Dataset rows describing interfaces:
*-*-*
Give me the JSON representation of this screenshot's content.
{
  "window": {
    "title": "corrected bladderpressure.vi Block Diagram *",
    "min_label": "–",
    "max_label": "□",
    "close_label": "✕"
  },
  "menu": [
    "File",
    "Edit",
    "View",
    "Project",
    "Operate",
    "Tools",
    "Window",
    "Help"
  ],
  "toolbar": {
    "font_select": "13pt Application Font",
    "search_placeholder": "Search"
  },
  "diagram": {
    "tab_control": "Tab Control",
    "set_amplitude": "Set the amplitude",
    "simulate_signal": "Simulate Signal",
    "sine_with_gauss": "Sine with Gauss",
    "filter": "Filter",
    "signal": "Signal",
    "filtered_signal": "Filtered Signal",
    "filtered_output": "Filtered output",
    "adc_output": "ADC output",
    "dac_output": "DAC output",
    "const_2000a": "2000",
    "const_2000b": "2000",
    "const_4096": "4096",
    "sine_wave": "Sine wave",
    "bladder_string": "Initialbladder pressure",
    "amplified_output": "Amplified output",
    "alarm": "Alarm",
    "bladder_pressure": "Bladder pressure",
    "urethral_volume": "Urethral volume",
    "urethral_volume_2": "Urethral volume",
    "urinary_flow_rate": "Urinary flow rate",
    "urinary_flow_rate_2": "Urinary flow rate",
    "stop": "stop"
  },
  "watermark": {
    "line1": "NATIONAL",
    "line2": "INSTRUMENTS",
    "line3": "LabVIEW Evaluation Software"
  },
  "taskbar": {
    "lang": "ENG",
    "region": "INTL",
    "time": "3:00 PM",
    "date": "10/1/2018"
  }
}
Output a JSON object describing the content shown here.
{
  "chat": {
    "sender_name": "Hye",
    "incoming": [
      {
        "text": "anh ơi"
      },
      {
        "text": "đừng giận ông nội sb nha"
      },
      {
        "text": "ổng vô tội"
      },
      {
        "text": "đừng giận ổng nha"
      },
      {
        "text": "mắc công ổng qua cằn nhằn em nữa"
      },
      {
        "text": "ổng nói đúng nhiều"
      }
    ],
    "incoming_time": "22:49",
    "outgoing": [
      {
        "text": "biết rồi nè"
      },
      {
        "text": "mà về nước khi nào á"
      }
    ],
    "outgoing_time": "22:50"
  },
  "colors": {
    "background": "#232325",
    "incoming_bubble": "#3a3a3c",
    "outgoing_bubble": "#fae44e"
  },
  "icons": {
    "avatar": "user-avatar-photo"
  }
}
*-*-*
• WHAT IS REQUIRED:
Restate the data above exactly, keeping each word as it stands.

• ANSWER BELOW:
Give me the JSON representation of this screenshot's content.
{
  "window": {
    "title": "corrected bladderpressure.vi Block Diagram *",
    "min_label": "–",
    "max_label": "□",
    "close_label": "✕"
  },
  "menu": [
    "File",
    "Edit",
    "View",
    "Project",
    "Operate",
    "Tools",
    "Window",
    "Help"
  ],
  "toolbar": {
    "font_select": "13pt Application Font",
    "search_placeholder": "Search"
  },
  "diagram": {
    "tab_control": "Tab Control",
    "set_amplitude": "Set the amplitude",
    "simulate_signal": "Simulate Signal",
    "sine_with_gauss": "Sine with Gauss",
    "filter": "Filter",
    "signal": "Signal",
    "filtered_signal": "Filtered Signal",
    "filtered_output": "Filtered output",
    "adc_output": "ADC output",
    "dac_output": "DAC output",
    "const_2000a": "2000",
    "const_2000b": "2000",
    "const_4096": "4096",
    "sine_wave": "Sine wave",
    "bladder_string": "Initialbladder pressure",
    "amplified_output": "Amplified output",
    "alarm": "Alarm",
    "bladder_pressure": "Bladder pressure",
    "urethral_volume": "Urethral volume",
    "urethral_volume_2": "Urethral volume",
    "urinary_flow_rate": "Urinary flow rate",
    "urinary_flow_rate_2": "Urinary flow rate",
    "stop": "stop"
  },
  "watermark": {
    "line1": "NATIONAL",
    "line2": "INSTRUMENTS",
    "line3": "LabVIEW Evaluation Software"
  },
  "taskbar": {
    "lang": "ENG",
    "region": "INTL",
    "time": "3:00 PM",
    "date": "10/1/2018"
  }
}
Output a JSON object describing the content shown here.
{
  "chat": {
    "sender_name": "Hye",
    "incoming": [
      {
        "text": "anh ơi"
      },
      {
        "text": "đừng giận ông nội sb nha"
      },
      {
        "text": "ổng vô tội"
      },
      {
        "text": "đừng giận ổng nha"
      },
      {
        "text": "mắc công ổng qua cằn nhằn em nữa"
      },
      {
        "text": "ổng nói đúng nhiều"
      }
    ],
    "incoming_time": "22:49",
    "outgoing": [
      {
        "text": "biết rồi nè"
      },
      {
        "text": "mà về nước khi nào á"
      }
    ],
    "outgoing_time": "22:50"
  },
  "colors": {
    "background": "#232325",
    "incoming_bubble": "#3a3a3c",
    "outgoing_bubble": "#fae44e"
  },
  "icons": {
    "avatar": "user-avatar-photo"
  }
}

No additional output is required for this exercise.